Throw nets are weighted fishing nets that are thrown by hand over an area of water. They’re great for catching bait and smaller fish but can also catch larger fish. Using a throw net effectively takes a bit of skill, so some practice is necessary. This type of net would be very effective for survival, as it doesn’t require bait and can be reused indefinitely.
What fish to target?
In a survival scenario pretty much any fish you can catch will do – beggars can’t be choosers. Rough fish like sucker, bowfin and drum might not taste great, but they’ll help keep you alive!
Of course, the best fish species to target is going to vary by your region. If live near the coast, you might have access to saltwater fish or salmon. If not you’ll be going for freshwater fish. I’ll focus on freshwater fish that can be found in most states.
Some of the best fish for survival:
The most popular game fish in North America.
Largemouth bass can be found in virtually every state (except Alaska), while smallmouth bass are found in more temperate northern states.
Bass are plentiful, can grow up to 20 lbs., and although most anglers practice catch-and-release they can be pretty tasty if prepared correctly.
Closely related to salmon and char, trout are a highly sought after and tasty freshwater fish. They’re not the easiest fish to catch – in fact, fly-fishing was specifically developed as a method to catch them. There are a wide variety of trout species, from brown to rainbow to brook. They generally prefer cooler rivers and streams and can be found in most states.
Crappie & Bluegill
Crappie and bluegill are closely related fish in the Sunfish family. They’re often referred to as ‘pan-fish’ because they don’t outgrow the size of a frying pan. They’re good eating, are fairly easy to catch and can be found in any decent sized body of water in most states.
Catfish are bottom feeders that can be found living on the bottom of lakes, rivers, and streams. They’re a popular game fish and prized for their tasty, firm meat. The most common species in America is the Channel catfish, which can be found throughout the South, Midwest and Eastern Seaboard. In recent years they’ve also been introduced along the West coast.

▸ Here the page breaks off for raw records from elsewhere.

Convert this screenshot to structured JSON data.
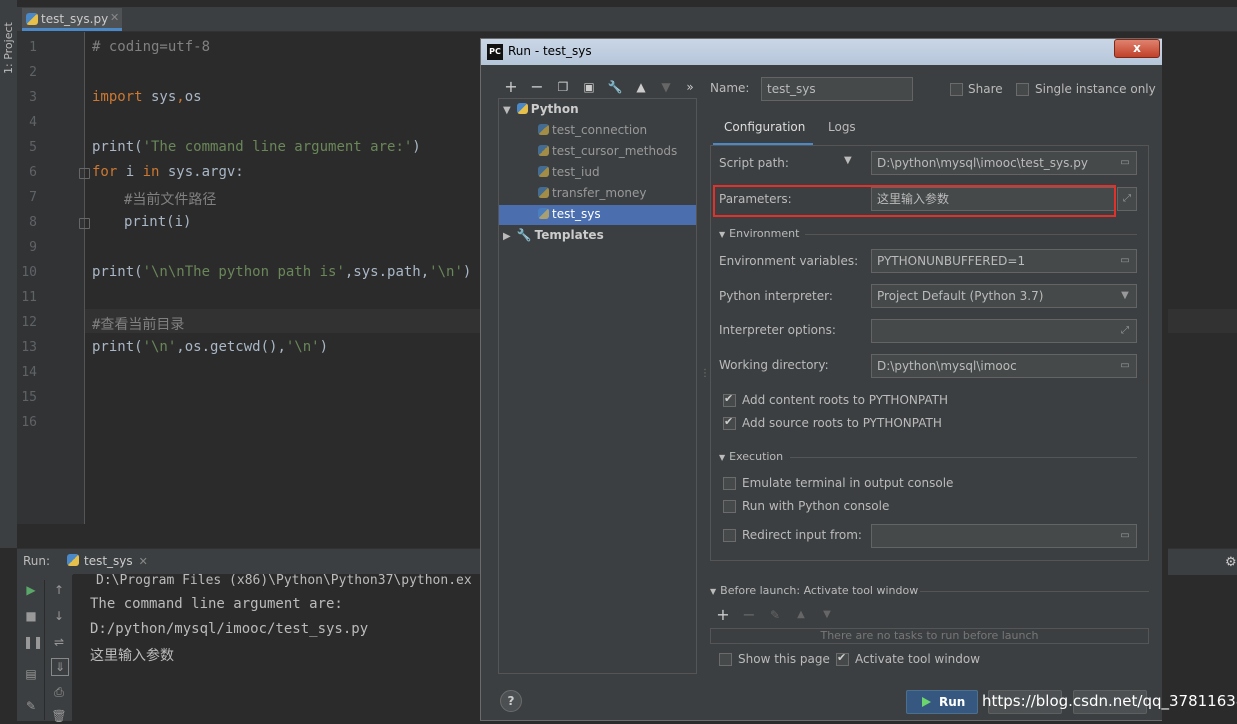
{
  "project_tab": "1: Project",
  "editor": {
    "tab_label": "test_sys.py",
    "line_numbers": [
      "1",
      "2",
      "3",
      "4",
      "5",
      "6",
      "7",
      "8",
      "9",
      "10",
      "11",
      "12",
      "13",
      "14",
      "15",
      "16"
    ]
  },
  "code": {
    "l1": "# coding=utf-8",
    "l3_kw": "import",
    "l3_rest": " sys",
    "l3_sep": ",",
    "l3_mod": "os",
    "l5_fn": "print(",
    "l5_str": "'The command line argument are:'",
    "l5_end": ")",
    "l6_kw1": "for",
    "l6_mid": " i ",
    "l6_kw2": "in",
    "l6_rest": " sys.argv:",
    "l7": "#当前文件路径",
    "l8": "print(i)",
    "l10_fn": "print(",
    "l10_str": "'\\n\\nThe python path is'",
    "l10_mid": ",sys.path,",
    "l10_str2": "'\\n'",
    "l10_end": ")",
    "l12": "#查看当前目录",
    "l13_fn": "print(",
    "l13_str": "'\\n'",
    "l13_mid": ",os.getcwd(),",
    "l13_str2": "'\\n'",
    "l13_end": ")"
  },
  "run_panel": {
    "label": "Run:",
    "tab": "test_sys",
    "output": [
      "D:\\Program Files (x86)\\Python\\Python37\\python.ex",
      "The command line argument are:",
      "D:/python/mysql/imooc/test_sys.py",
      "这里输入参数"
    ]
  },
  "dialog": {
    "title": "Run - test_sys",
    "logo": "PC",
    "close": "x",
    "tree": {
      "python_group": "Python",
      "items": [
        "test_connection",
        "test_cursor_methods",
        "test_iud",
        "transfer_money",
        "test_sys"
      ],
      "templates_group": "Templates"
    },
    "name_label": "Name:",
    "name_value": "test_sys",
    "share_label": "Share",
    "single_instance_label": "Single instance only",
    "tabs": [
      "Configuration",
      "Logs"
    ],
    "script_path_label": "Script path:",
    "script_path_value": "D:\\python\\mysql\\imooc\\test_sys.py",
    "parameters_label": "Parameters:",
    "parameters_value": "这里输入参数",
    "environment_header": "Environment",
    "env_vars_label": "Environment variables:",
    "env_vars_value": "PYTHONUNBUFFERED=1",
    "interpreter_label": "Python interpreter:",
    "interpreter_value": "Project Default (Python 3.7)",
    "interpreter_options_label": "Interpreter options:",
    "working_dir_label": "Working directory:",
    "working_dir_value": "D:\\python\\mysql\\imooc",
    "add_content_roots": "Add content roots to PYTHONPATH",
    "add_source_roots": "Add source roots to PYTHONPATH",
    "execution_header": "Execution",
    "emulate_terminal": "Emulate terminal in output console",
    "run_python_console": "Run with Python console",
    "redirect_input": "Redirect input from:",
    "before_launch": "Before launch: Activate tool window",
    "no_tasks": "There are no tasks to run before launch",
    "show_page": "Show this page",
    "activate_tool_window": "Activate tool window",
    "run_button": "Run",
    "help": "?"
  },
  "watermark": "https://blog.csdn.net/qq_37811638",
  "icons": [
    "python-file-icon",
    "run-icon",
    "stop-icon",
    "pause-icon",
    "up-arrow-icon",
    "down-arrow-icon",
    "wrap-icon",
    "scroll-end-icon",
    "print-icon",
    "pin-icon",
    "folder-icon",
    "expand-icon",
    "dropdown-icon",
    "gear-icon",
    "wrench-icon",
    "copy-icon",
    "save-icon",
    "plus-icon",
    "minus-icon"
  ],
  "accent_colors": {
    "selection": "#4b6eaf",
    "highlight_box": "#e0312b",
    "run_button": "#365880",
    "keyword": "#cc7832",
    "string": "#6a8759",
    "comment": "#808080"
  }
}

Most are within the 2 to 7 lb. range, but fish up to 50 lbs. have been caught. Catfish are an excellent survival fish as they can be caught using a variety of baits, traps or even noodling.
If you find yourself stranded in the Midwest or Northeast, then you could also target Pike, Yellow Perch, and Walleye. If you were in the Pacific Northwest, then Salmon would be an excellent survival fish. Again, it really depends on your location, time of year and fishing gear.

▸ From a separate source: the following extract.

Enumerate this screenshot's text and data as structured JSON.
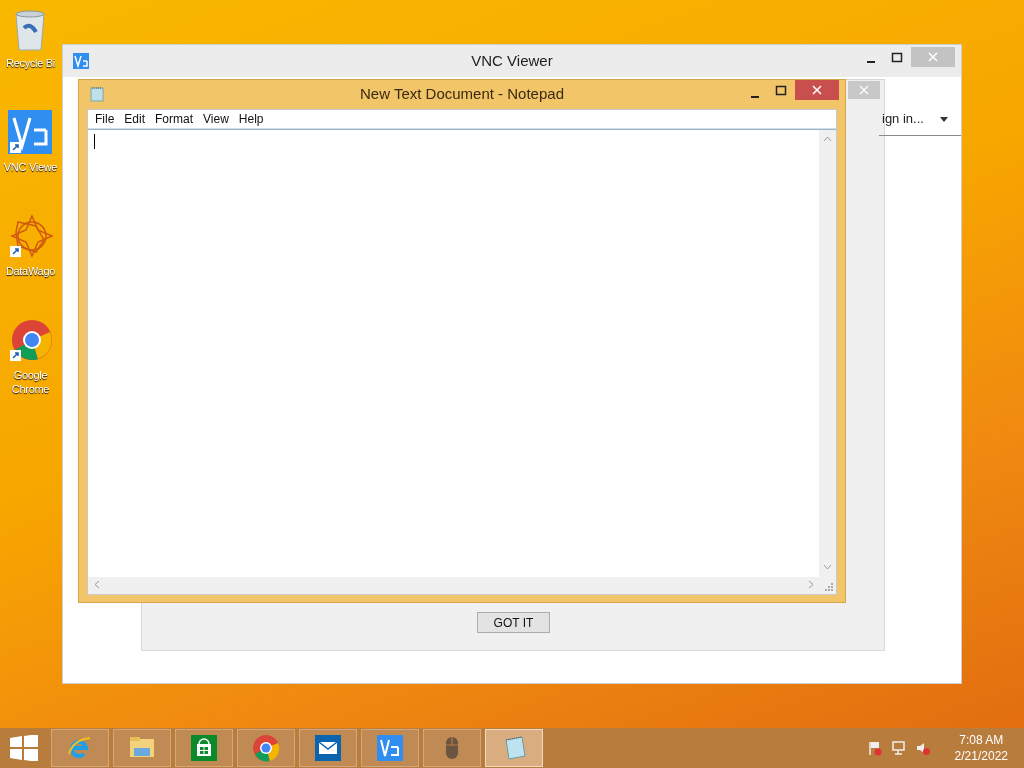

Another thing to consider is that in a true SHTF scenario like a nuclear or chemical attack, waterways may become contaminated. In that case, smaller fish would be a safer option than larger game fish, or you may wish to avoid catching fish in the affected area altogether.

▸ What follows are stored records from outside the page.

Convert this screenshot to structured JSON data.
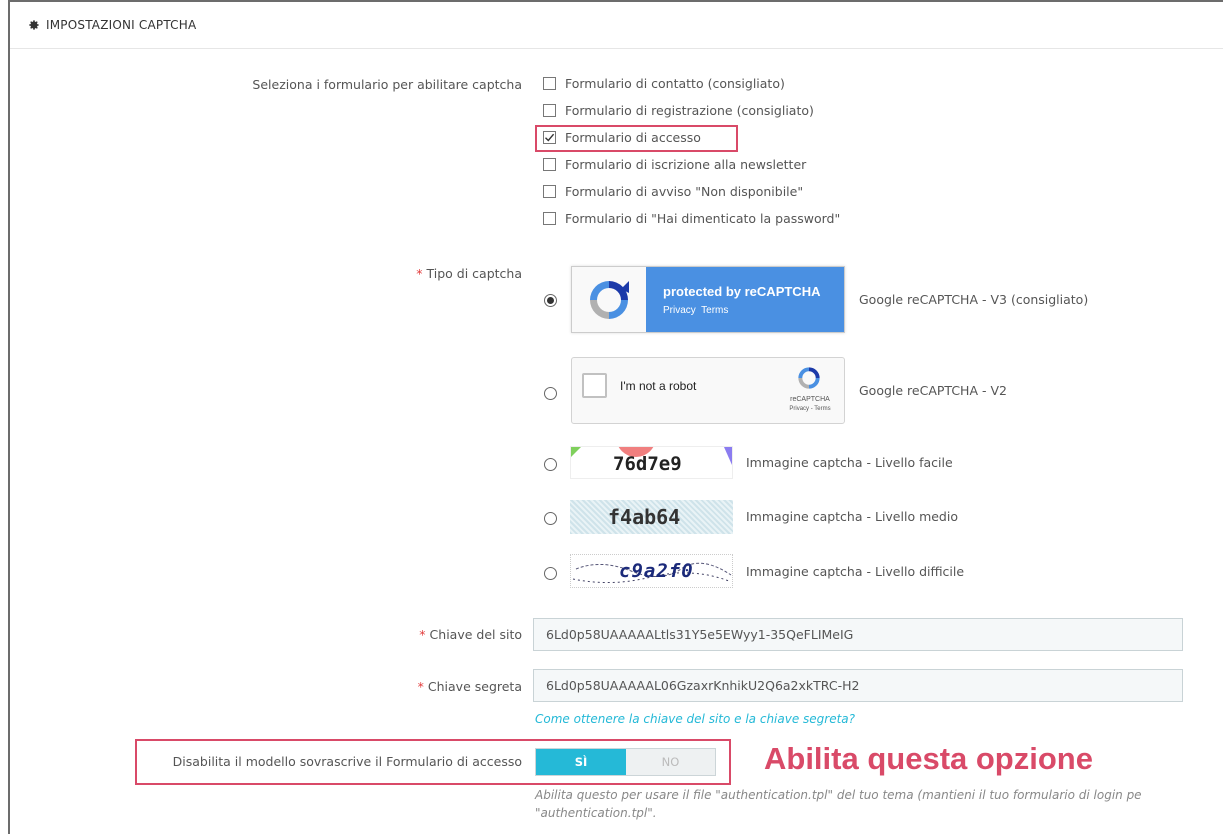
{
  "panel": {
    "title": "IMPOSTAZIONI CAPTCHA",
    "icon": "gear-icon"
  },
  "forms": {
    "label": "Seleziona i formulario per abilitare captcha",
    "options": [
      {
        "label": "Formulario di contatto (consigliato)",
        "checked": false
      },
      {
        "label": "Formulario di registrazione (consigliato)",
        "checked": false
      },
      {
        "label": "Formulario di accesso",
        "checked": true
      },
      {
        "label": "Formulario di iscrizione alla newsletter",
        "checked": false
      },
      {
        "label": "Formulario di avviso \"Non disponibile\"",
        "checked": false
      },
      {
        "label": "Formulario di \"Hai dimenticato la password\"",
        "checked": false
      }
    ]
  },
  "captcha_type": {
    "required_mark": "*",
    "label": "Tipo di captcha",
    "options": [
      {
        "label": "Google reCAPTCHA - V3 (consigliato)",
        "selected": true,
        "badge_title": "protected by reCAPTCHA",
        "badge_links": "Privacy  Terms"
      },
      {
        "label": "Google reCAPTCHA - V2",
        "selected": false,
        "robot_text": "I'm not a robot",
        "brand": "reCAPTCHA",
        "links": "Privacy - Terms"
      },
      {
        "label": "Immagine captcha - Livello facile",
        "selected": false,
        "code": "76d7e9"
      },
      {
        "label": "Immagine captcha - Livello medio",
        "selected": false,
        "code": "f4ab64"
      },
      {
        "label": "Immagine captcha - Livello difficile",
        "selected": false,
        "code": "c9a2f0"
      }
    ]
  },
  "site_key": {
    "required_mark": "*",
    "label": "Chiave del sito",
    "value": "6Ld0p58UAAAAALtls31Y5e5EWyy1-35QeFLIMeIG"
  },
  "secret_key": {
    "required_mark": "*",
    "label": "Chiave segreta",
    "value": "6Ld0p58UAAAAAL06GzaxrKnhikU2Q6a2xkTRC-H2"
  },
  "help_link": "Come ottenere la chiave del sito e la chiave segreta?",
  "override": {
    "label": "Disabilita il modello sovrascrive il Formulario di accesso",
    "on_label": "SÌ",
    "off_label": "NO",
    "value": "SÌ",
    "help_line1": "Abilita questo per usare il file \"authentication.tpl\" del tuo tema (mantieni il tuo formulario di login pe",
    "help_line2": "\"authentication.tpl\"."
  },
  "annotation": "Abilita questa opzione",
  "colors": {
    "accent": "#25b9d7",
    "highlight": "#d94a68",
    "required": "#e23b3b"
  }
}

Wrapping it All Up
A fishing survival kit is an essential part of any good outdoor pack or bug-out-bag.
Even a very basic kit gives you the ability to put some food on your plate in a survival situation. Most kits are incredibly small, lightweight and inexpensive, so getting one to keep with you anytime you’re in the wilderness is a no-brainer.
Practicing fishing with your kit, or with similar fishing tackle, is a great way to ensure you have the survival skills necessary for a real emergency.
Also, consider that fishing may not always be a viable way to get food in an emergency. There may not be any bodies of water nearby, or weather could prohibit you from catching any fish. Learning how to trap, hunt and forage for edible plants and insects will greatly increase your chances of survival.
I’ve loved being in the outdoors for as long as I can remember. I grew up fishing, canoeing, and camping throughout the Okanagan Valley in British Columbia. It’s what lead me to start this site and share my passions for fishing, diving, kayaking and more. Nowadays you can find me writing about my passions or (preferably!) preparing for my next outdoor adventure.